FAIRBANKS, Alaska (AP) — Gov. Sean Parnell said critics of his administration's actions in a North Pole oil refinery's impending closure don't see behind-the-scenes work that could keep the refinery operating.
Flint Hills Resources announced earlier this month that the refinery would cease gasoline production on May 1 and the production of jet fuel by June 1.
The Fairbanks Daily News-Miner reports (http://bit.ly/M6SNuW ) Parnell told the newspaper's editorial board that the price the state sets for refinery "royalty" oil is under review.
U.S. Sen. Mark Begich has said the environmental-cleanup issue needs to be resolved, and he called for Parnell to take a "personal interest" in the matter. Former Gov. Frank Murkowski said in a column that Parnell has to act more aggressively.

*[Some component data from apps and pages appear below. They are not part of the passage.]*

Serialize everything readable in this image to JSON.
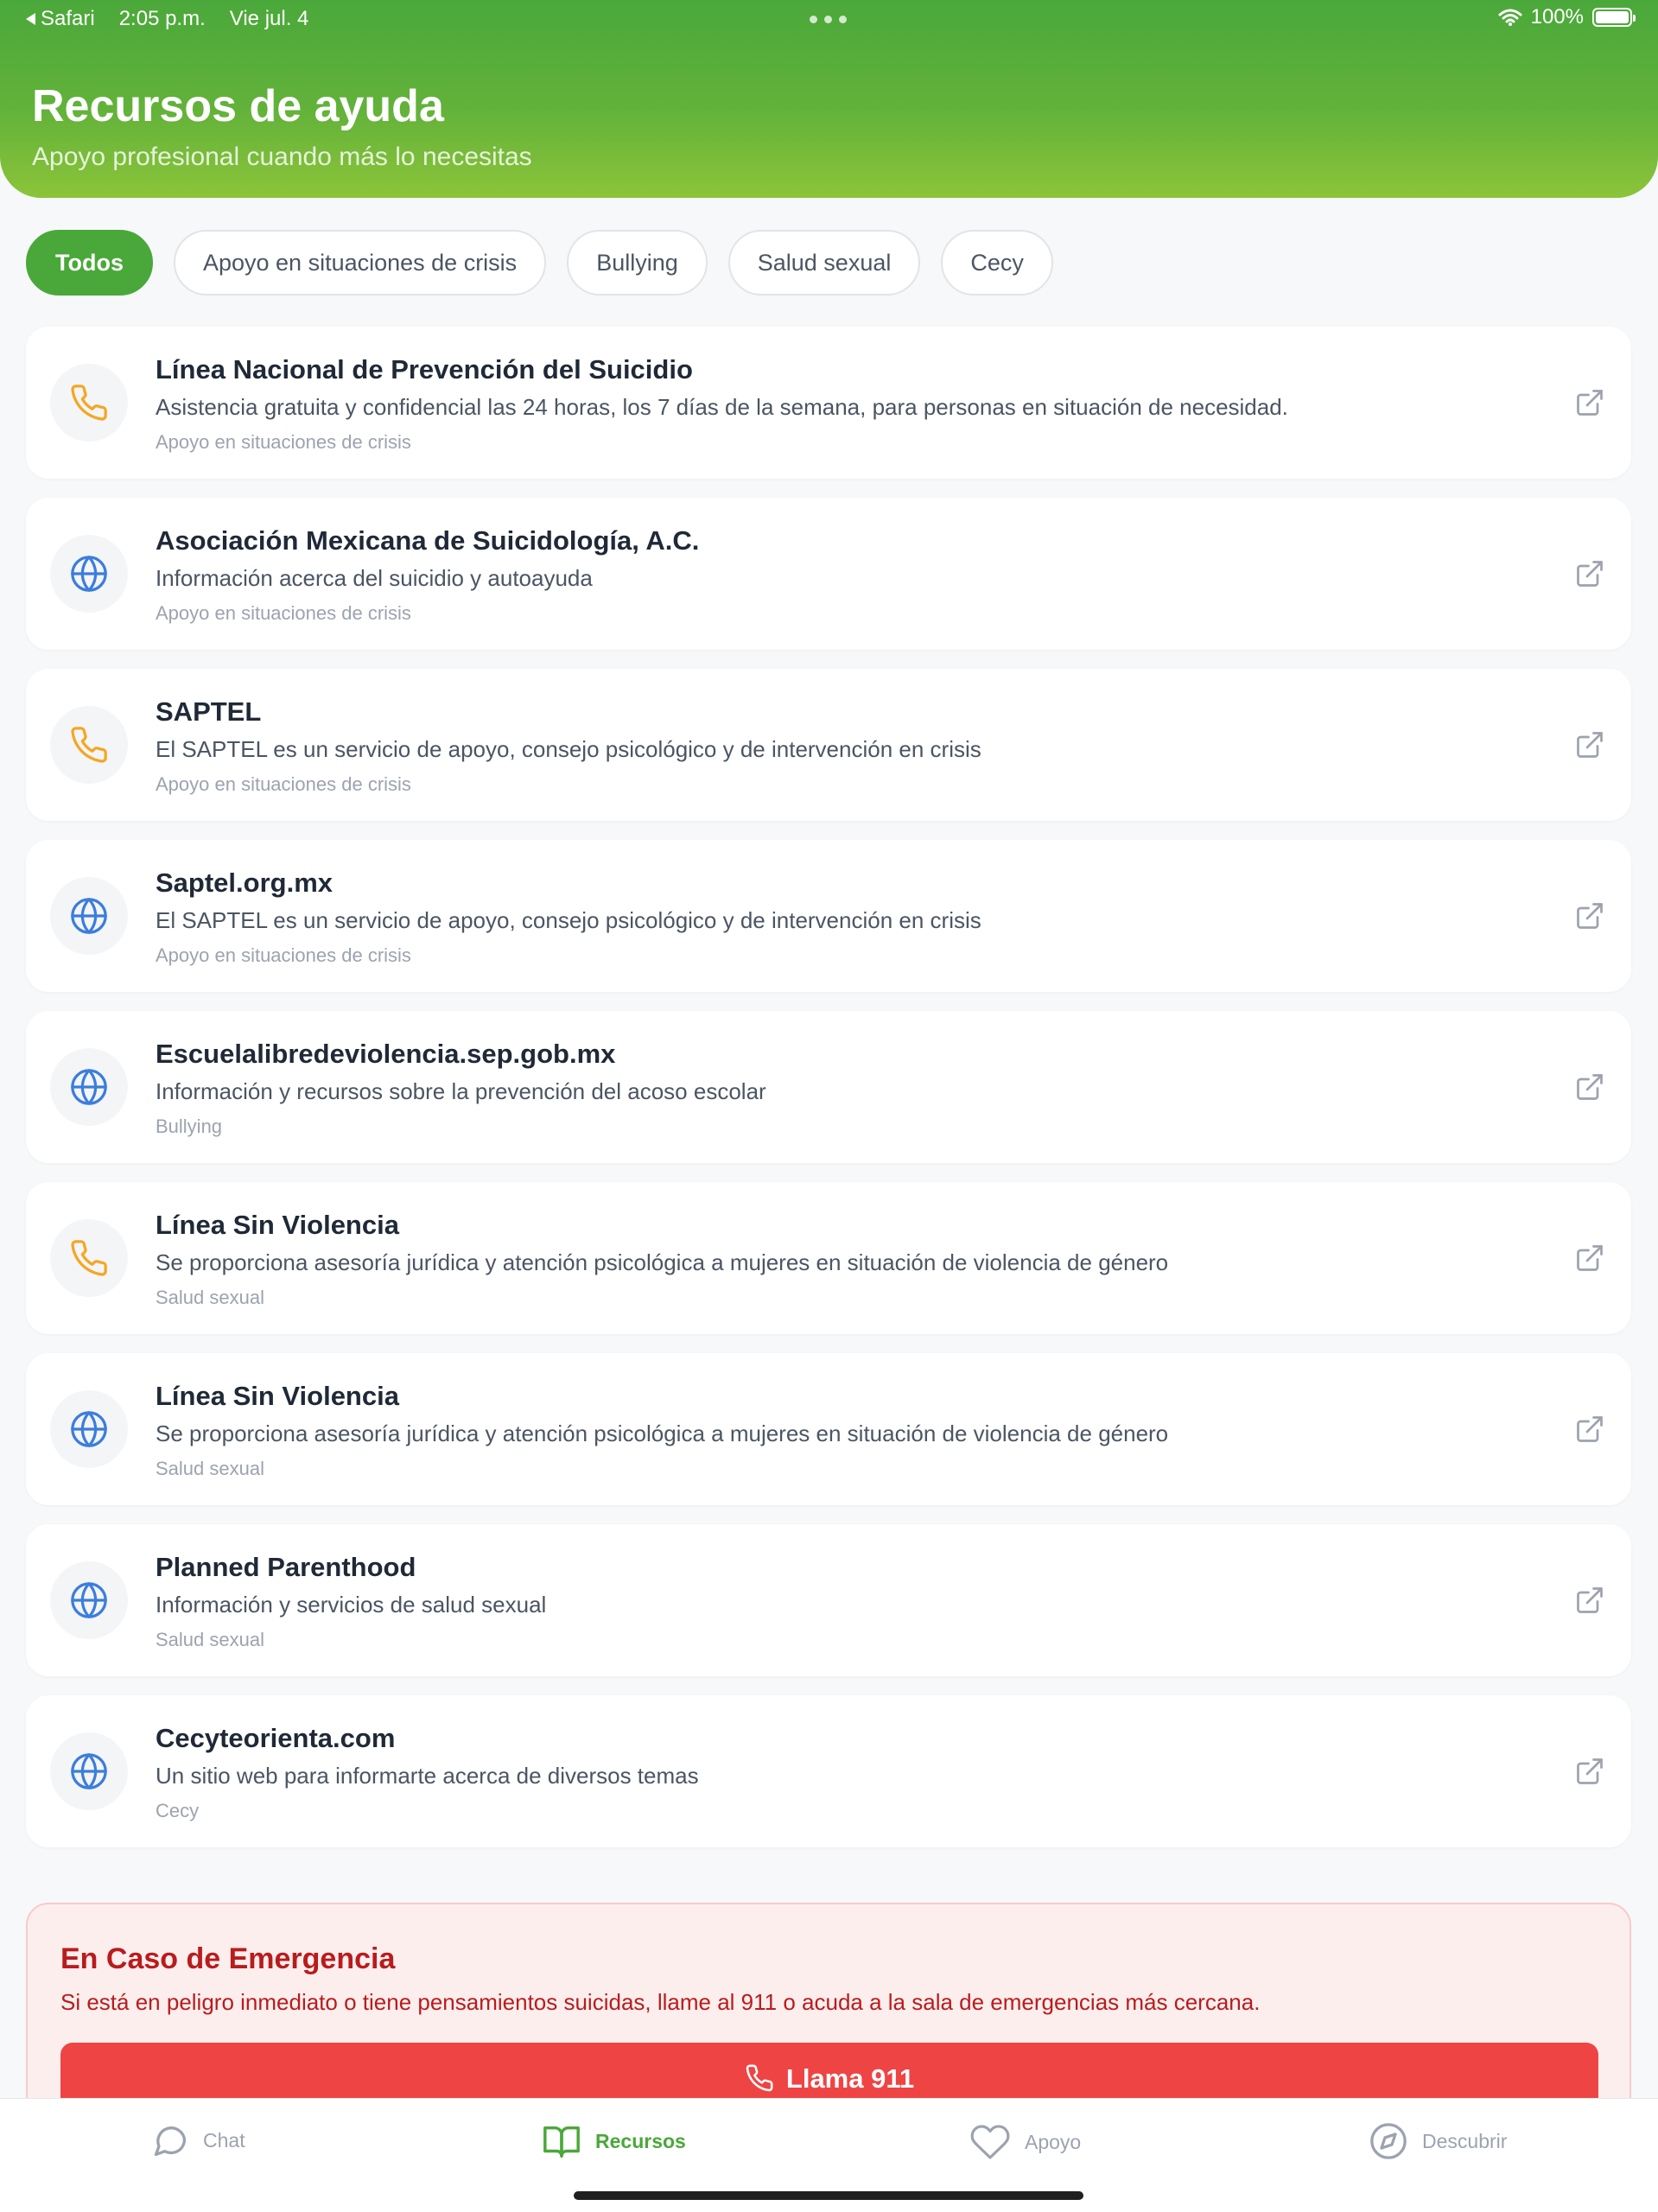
{
  "status_bar": {
    "back_app": "Safari",
    "time": "2:05 p.m.",
    "date": "Vie jul. 4",
    "battery": "100%"
  },
  "header": {
    "title": "Recursos de ayuda",
    "subtitle": "Apoyo profesional cuando más lo necesitas"
  },
  "filters": [
    {
      "label": "Todos",
      "active": true
    },
    {
      "label": "Apoyo en situaciones de crisis",
      "active": false
    },
    {
      "label": "Bullying",
      "active": false
    },
    {
      "label": "Salud sexual",
      "active": false
    },
    {
      "label": "Cecy",
      "active": false
    }
  ],
  "resources": [
    {
      "icon": "phone-icon",
      "name": "Línea Nacional de Prevención del Suicidio",
      "description": "Asistencia gratuita y confidencial las 24 horas, los 7 días de la semana, para personas en situación de necesidad.",
      "category": "Apoyo en situaciones de crisis"
    },
    {
      "icon": "globe-icon",
      "name": "Asociación Mexicana de Suicidología, A.C.",
      "description": "Información acerca del suicidio y autoayuda",
      "category": "Apoyo en situaciones de crisis"
    },
    {
      "icon": "phone-icon",
      "name": "SAPTEL",
      "description": "El SAPTEL es un servicio de apoyo, consejo psicológico y de intervención en crisis",
      "category": "Apoyo en situaciones de crisis"
    },
    {
      "icon": "globe-icon",
      "name": "Saptel.org.mx",
      "description": "El SAPTEL es un servicio de apoyo, consejo psicológico y de intervención en crisis",
      "category": "Apoyo en situaciones de crisis"
    },
    {
      "icon": "globe-icon",
      "name": "Escuelalibredeviolencia.sep.gob.mx",
      "description": "Información y recursos sobre la prevención del acoso escolar",
      "category": "Bullying"
    },
    {
      "icon": "phone-icon",
      "name": "Línea Sin Violencia",
      "description": "Se proporciona asesoría jurídica y atención psicológica a mujeres en situación de violencia de género",
      "category": "Salud sexual"
    },
    {
      "icon": "globe-icon",
      "name": "Línea Sin Violencia",
      "description": "Se proporciona asesoría jurídica y atención psicológica a mujeres en situación de violencia de género",
      "category": "Salud sexual"
    },
    {
      "icon": "globe-icon",
      "name": "Planned Parenthood",
      "description": "Información y servicios de salud sexual",
      "category": "Salud sexual"
    },
    {
      "icon": "globe-icon",
      "name": "Cecyteorienta.com",
      "description": "Un sitio web para informarte acerca de diversos temas",
      "category": "Cecy"
    }
  ],
  "emergency": {
    "title": "En Caso de Emergencia",
    "text": "Si está en peligro inmediato o tiene pensamientos suicidas, llame al 911 o acuda a la sala de emergencias más cercana.",
    "button_label": "Llama 911"
  },
  "tabbar": [
    {
      "label": "Chat",
      "icon": "chat-bubble-icon",
      "active": false
    },
    {
      "label": "Recursos",
      "icon": "book-icon",
      "active": true
    },
    {
      "label": "Apoyo",
      "icon": "heart-icon",
      "active": false
    },
    {
      "label": "Descubrir",
      "icon": "compass-icon",
      "active": false
    }
  ],
  "colors": {
    "brand_green": "#4aa83a",
    "phone_icon": "#f5a623",
    "globe_icon": "#3b7ddd",
    "emergency_red": "#ef4444"
  }
}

Parnell defended himself in the editorial-board meeting on Friday.
"Just because you don't see it doesn't mean it isn't happening," Parnell said. "There are a whole host of players who are working diligently to make sure Interior residents get relief."
He also said his administration negotiated a lower royalty oil price in 2012.

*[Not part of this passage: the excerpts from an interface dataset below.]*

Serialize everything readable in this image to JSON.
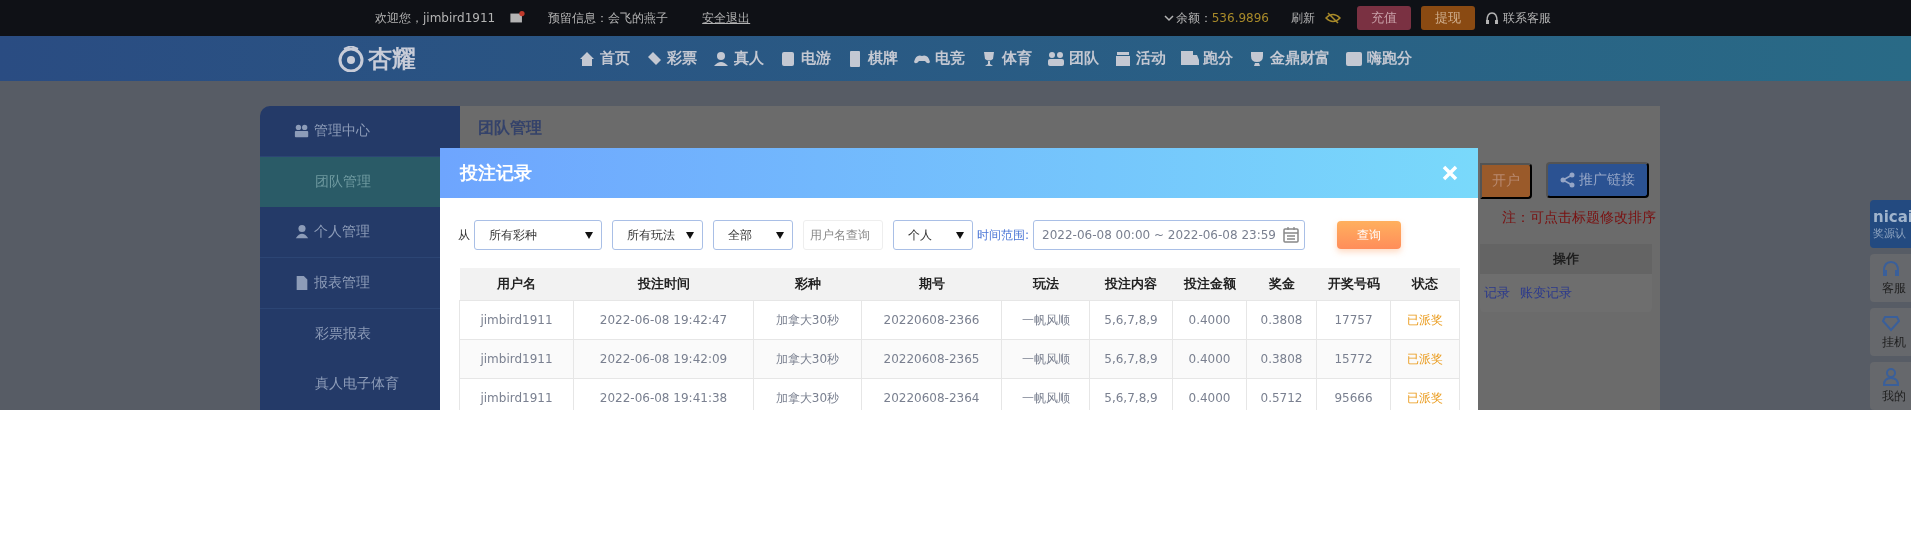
{
  "top_bar": {
    "welcome": "欢迎您，jimbird1911",
    "reserved_info": "预留信息：会飞的燕子",
    "logout": "安全退出",
    "balance_label": "余额：",
    "balance": "536.9896",
    "refresh": "刷新",
    "deposit": "充值",
    "withdraw": "提现",
    "support": "联系客服"
  },
  "logo": "杏耀",
  "nav": [
    {
      "label": "首页"
    },
    {
      "label": "彩票"
    },
    {
      "label": "真人"
    },
    {
      "label": "电游"
    },
    {
      "label": "棋牌"
    },
    {
      "label": "电竞"
    },
    {
      "label": "体育"
    },
    {
      "label": "团队"
    },
    {
      "label": "活动"
    },
    {
      "label": "跑分"
    },
    {
      "label": "金鼎财富"
    },
    {
      "label": "嗨跑分"
    }
  ],
  "sidebar": {
    "items": [
      {
        "label": "管理中心",
        "kind": "section",
        "selected": false
      },
      {
        "label": "团队管理",
        "kind": "link",
        "selected": true
      },
      {
        "label": "个人管理",
        "kind": "section",
        "selected": false
      },
      {
        "label": "报表管理",
        "kind": "section",
        "selected": false
      },
      {
        "label": "彩票报表",
        "kind": "link",
        "selected": false
      },
      {
        "label": "真人电子体育",
        "kind": "link",
        "selected": false
      }
    ]
  },
  "main": {
    "title": "团队管理",
    "open_account": "开户",
    "promo_link": "推广链接",
    "note": "注：可点击标题修改排序",
    "actions_header": "操作",
    "links": [
      "记录",
      "账变记录"
    ]
  },
  "float_bar": {
    "brand": "nicai",
    "brand_caption": "奖源认",
    "items": [
      {
        "label": "客服"
      },
      {
        "label": "挂机"
      },
      {
        "label": "我的"
      }
    ]
  },
  "modal": {
    "title": "投注记录",
    "from_label": "从",
    "lottery": "所有彩种",
    "play": "所有玩法",
    "status": "全部",
    "user_placeholder": "用户名查询",
    "scope": "个人",
    "range_label": "时间范围:",
    "range": "2022-06-08 00:00 ~ 2022-06-08 23:59",
    "search": "查询",
    "table": {
      "columns": [
        "用户名",
        "投注时间",
        "彩种",
        "期号",
        "玩法",
        "投注内容",
        "投注金额",
        "奖金",
        "开奖号码",
        "状态"
      ],
      "rows": [
        [
          "jimbird1911",
          "2022-06-08 19:42:47",
          "加拿大30秒",
          "20220608-2366",
          "一帆风顺",
          "5,6,7,8,9",
          "0.4000",
          "0.3808",
          "17757",
          "已派奖"
        ],
        [
          "jimbird1911",
          "2022-06-08 19:42:09",
          "加拿大30秒",
          "20220608-2365",
          "一帆风顺",
          "5,6,7,8,9",
          "0.4000",
          "0.3808",
          "15772",
          "已派奖"
        ],
        [
          "jimbird1911",
          "2022-06-08 19:41:38",
          "加拿大30秒",
          "20220608-2364",
          "一帆风顺",
          "5,6,7,8,9",
          "0.4000",
          "0.5712",
          "95666",
          "已派奖"
        ]
      ]
    }
  }
}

Flint Hills completed its purchase of the refinery in April 2004. In 2009, the industrial chemical sulfolane, a liquid used in refining oil, was discovered to have leached into groundwater beneath the refinery, resulting in a plume about 2.5 miles wide and 3 miles long.